● **EXERCISE GOAL**
Write out every entry, unchanged. Skip any picture.

**** RECORDED INFORMATION ****

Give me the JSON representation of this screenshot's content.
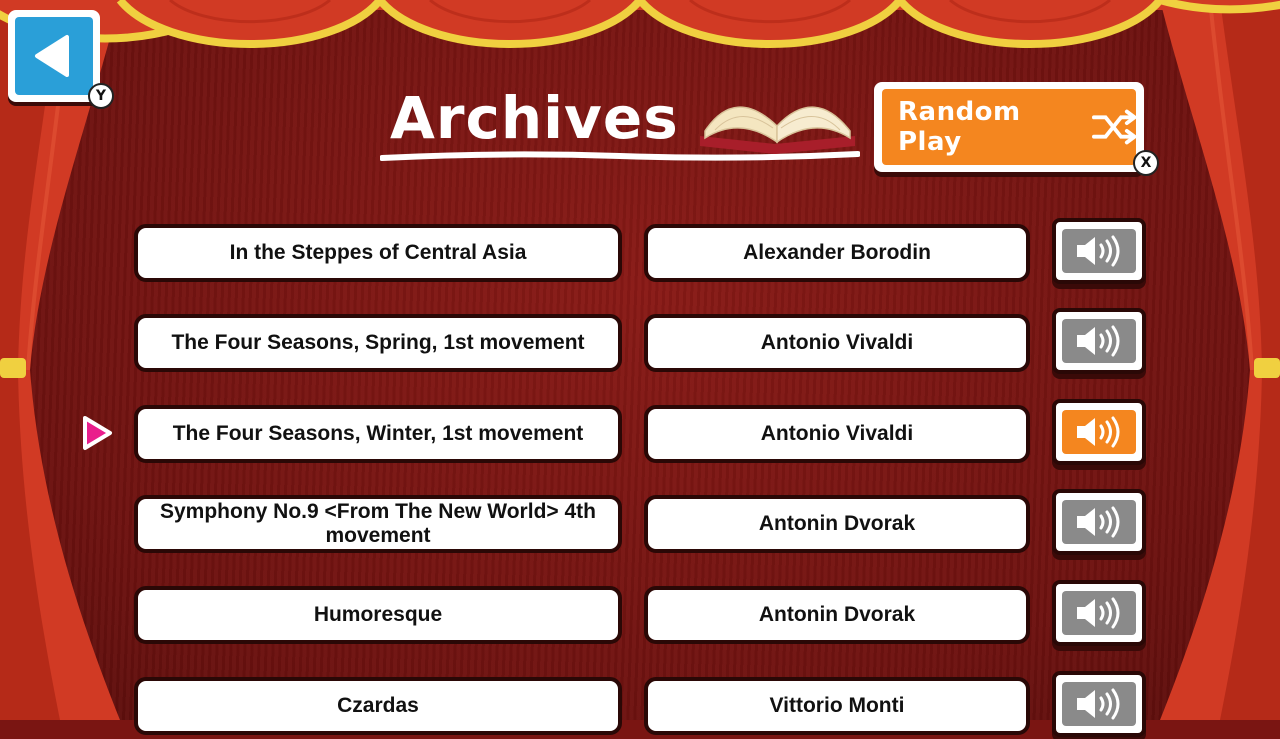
{
  "header": {
    "back_button_hint": "Y",
    "title": "Archives",
    "random_play_label": "Random Play",
    "random_play_hint": "X"
  },
  "colors": {
    "accent_orange": "#f4861f",
    "back_blue": "#2a9fd8",
    "cursor_pink": "#e91e8c",
    "inactive_gray": "#8a8a8a",
    "curtain_red": "#d13a24",
    "gold_trim": "#f0d040"
  },
  "icons": {
    "back": "left-triangle-icon",
    "book": "open-book-icon",
    "shuffle": "shuffle-icon",
    "sound": "speaker-icon",
    "cursor": "pink-triangle-cursor-icon"
  },
  "tracks": [
    {
      "title": "In the Steppes of Central Asia",
      "composer": "Alexander Borodin",
      "playing": false
    },
    {
      "title": "The Four Seasons, Spring, 1st movement",
      "composer": "Antonio Vivaldi",
      "playing": false
    },
    {
      "title": "The Four Seasons, Winter, 1st movement",
      "composer": "Antonio Vivaldi",
      "playing": true
    },
    {
      "title": "Symphony No.9 <From The New World> 4th movement",
      "composer": "Antonin Dvorak",
      "playing": false
    },
    {
      "title": "Humoresque",
      "composer": "Antonin Dvorak",
      "playing": false
    },
    {
      "title": "Czardas",
      "composer": "Vittorio Monti",
      "playing": false
    }
  ]
}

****

● **WRITTEN ANSWER**
Give me the JSON representation of this screenshot's content.
{
  "header": {
    "back_button_hint": "Y",
    "title": "Archives",
    "random_play_label": "Random Play",
    "random_play_hint": "X"
  },
  "colors": {
    "accent_orange": "#f4861f",
    "back_blue": "#2a9fd8",
    "cursor_pink": "#e91e8c",
    "inactive_gray": "#8a8a8a",
    "curtain_red": "#d13a24",
    "gold_trim": "#f0d040"
  },
  "icons": {
    "back": "left-triangle-icon",
    "book": "open-book-icon",
    "shuffle": "shuffle-icon",
    "sound": "speaker-icon",
    "cursor": "pink-triangle-cursor-icon"
  },
  "tracks": [
    {
      "title": "In the Steppes of Central Asia",
      "composer": "Alexander Borodin",
      "playing": false
    },
    {
      "title": "The Four Seasons, Spring, 1st movement",
      "composer": "Antonio Vivaldi",
      "playing": false
    },
    {
      "title": "The Four Seasons, Winter, 1st movement",
      "composer": "Antonio Vivaldi",
      "playing": true
    },
    {
      "title": "Symphony No.9 <From The New World> 4th movement",
      "composer": "Antonin Dvorak",
      "playing": false
    },
    {
      "title": "Humoresque",
      "composer": "Antonin Dvorak",
      "playing": false
    },
    {
      "title": "Czardas",
      "composer": "Vittorio Monti",
      "playing": false
    }
  ]
}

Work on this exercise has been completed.